Within the Department of Energy (DOE), permits for all energy projects are processed within 25 days. Securing a permit from the DOE, however, is only 10 percent of the entire permitting process.

According to Sen.  Sherwin T. Gatchalian, chairman of the Senate Committee on Energy, it takes 1,340 days to secure a permit,  359 signatures needed for the permits to be signed, and involves 74 different agencies, including the DOE.

“So that’s the amount of complexity. This is only predevelopment stage, which is apart from building the power plant,” Gatchalian said in an interview.

The private sector welcomed the development. “This is very promising development. Key is to have the right organization that can execute,” AC Energy President Eric John Francia said.

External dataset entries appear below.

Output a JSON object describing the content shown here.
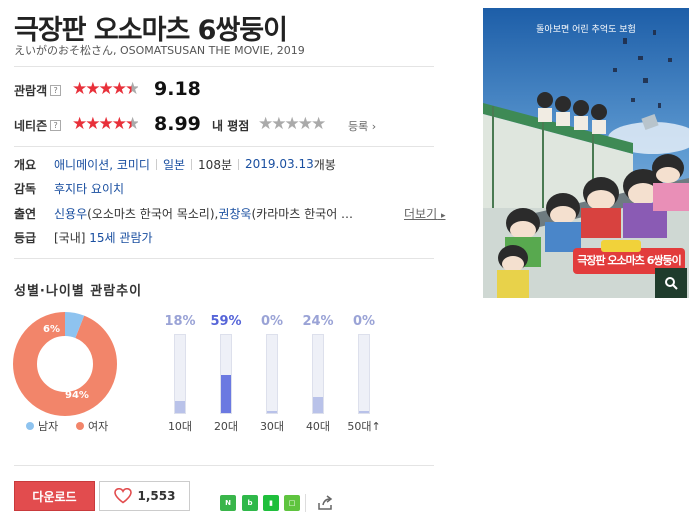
{
  "movie": {
    "title": "극장판 오소마츠 6쌍둥이",
    "subtitle": "えいがのおそ松さん, OSOMATSUSAN THE MOVIE, 2019"
  },
  "ratings": {
    "audience": {
      "label": "관람객",
      "help": "?",
      "score": "9.18",
      "stars": 4.6
    },
    "netizen": {
      "label": "네티즌",
      "help": "?",
      "score": "8.99",
      "stars": 4.5
    },
    "my_rating": {
      "label": "내 평점",
      "link": "등록",
      "stars": 0
    }
  },
  "info": {
    "overview": {
      "key": "개요",
      "genre": "애니메이션, 코미디",
      "country": "일본",
      "runtime": "108분",
      "release_date": "2019.03.13",
      "release_suffix": "개봉"
    },
    "director": {
      "key": "감독",
      "value": "후지타 요이치"
    },
    "cast": {
      "key": "출연",
      "actor1": "신용우",
      "role1": "(오소마츠 한국어 목소리), ",
      "actor2": "권창욱",
      "role2": "(카라마츠 한국어 …",
      "more": "더보기"
    },
    "grade": {
      "key": "등급",
      "country": "[국내]",
      "value": "15세 관람가"
    }
  },
  "poster": {
    "tagline": "돌아보면 어린 추억도 보험",
    "logo_text": "극장판 오소마츠 6쌍둥이"
  },
  "stats": {
    "title": "성별·나이별 관람추이",
    "gender": {
      "male_pct": 6,
      "female_pct": 94,
      "male_label": "6%",
      "female_label": "94%",
      "male_legend": "남자",
      "female_legend": "여자",
      "male_color": "#8ec3ef",
      "female_color": "#f2856a"
    },
    "age": [
      {
        "label": "10대",
        "pct_label": "18%",
        "value": 18,
        "highlight": false
      },
      {
        "label": "20대",
        "pct_label": "59%",
        "value": 59,
        "highlight": true
      },
      {
        "label": "30대",
        "pct_label": "0%",
        "value": 0,
        "highlight": false
      },
      {
        "label": "40대",
        "pct_label": "24%",
        "value": 24,
        "highlight": false
      },
      {
        "label": "50대↑",
        "pct_label": "0%",
        "value": 0,
        "highlight": false
      }
    ]
  },
  "actions": {
    "download": "다운로드",
    "like_count": "1,553",
    "share_colors": [
      "#39b54a",
      "#2fb84a",
      "#1fbf3c",
      "#5fc43f"
    ]
  }
}
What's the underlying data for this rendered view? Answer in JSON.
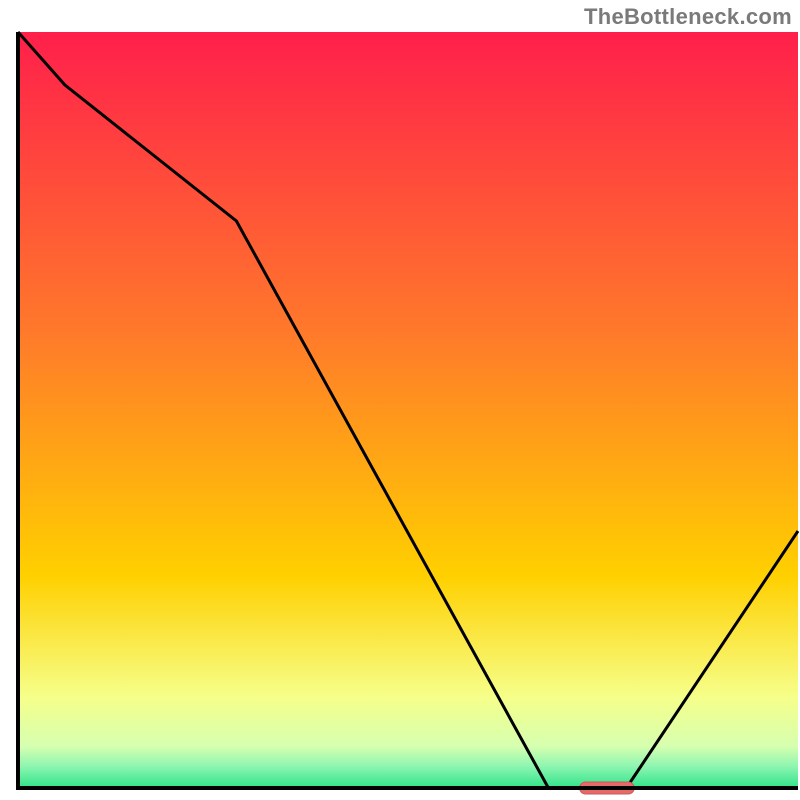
{
  "watermark": "TheBottleneck.com",
  "chart_data": {
    "type": "line",
    "title": "",
    "xlabel": "",
    "ylabel": "",
    "xlim": [
      0,
      100
    ],
    "ylim": [
      0,
      100
    ],
    "x": [
      0,
      6,
      28,
      68,
      74,
      78,
      100
    ],
    "values": [
      100,
      93,
      75,
      0,
      0,
      0,
      34
    ],
    "marker": {
      "x_start": 72,
      "x_end": 79,
      "y": 0
    },
    "background": {
      "stops": [
        {
          "offset": 0,
          "color": "#ff1f4b"
        },
        {
          "offset": 0.4,
          "color": "#ff7a2a"
        },
        {
          "offset": 0.72,
          "color": "#ffd000"
        },
        {
          "offset": 0.88,
          "color": "#f6ff8a"
        },
        {
          "offset": 0.945,
          "color": "#d6ffb0"
        },
        {
          "offset": 0.972,
          "color": "#8cf5b0"
        },
        {
          "offset": 1.0,
          "color": "#2fe38a"
        }
      ]
    },
    "colors": {
      "line": "#000000",
      "marker_fill": "#e46a6a",
      "marker_stroke": "#d15757",
      "axis": "#000000"
    }
  }
}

With this the country hopes to make it easier for developers and investors getting much needed power projects off the ground.

There is though a catch. To fall under this new permitting structure, projects need to have a minimum capital investment of at least P3.5 billion ($70 million), significant contribution to the country’s economic development, significant consequential economic impact, significant potential contribution to the country’s balance of payments, significant impact on the environment, complex technical processes and engineering designs and significant infrastructure requirements.

Based on the Executive Order, rules governing the resolution will have to be prepared within 30 days, so until early August 2017.

It is unclear how this will effect geothermal projects, but as they are falling into the overall energy scheme and policy they should be part of it and see a decreased time for the permitting process.

Source: Business Mirror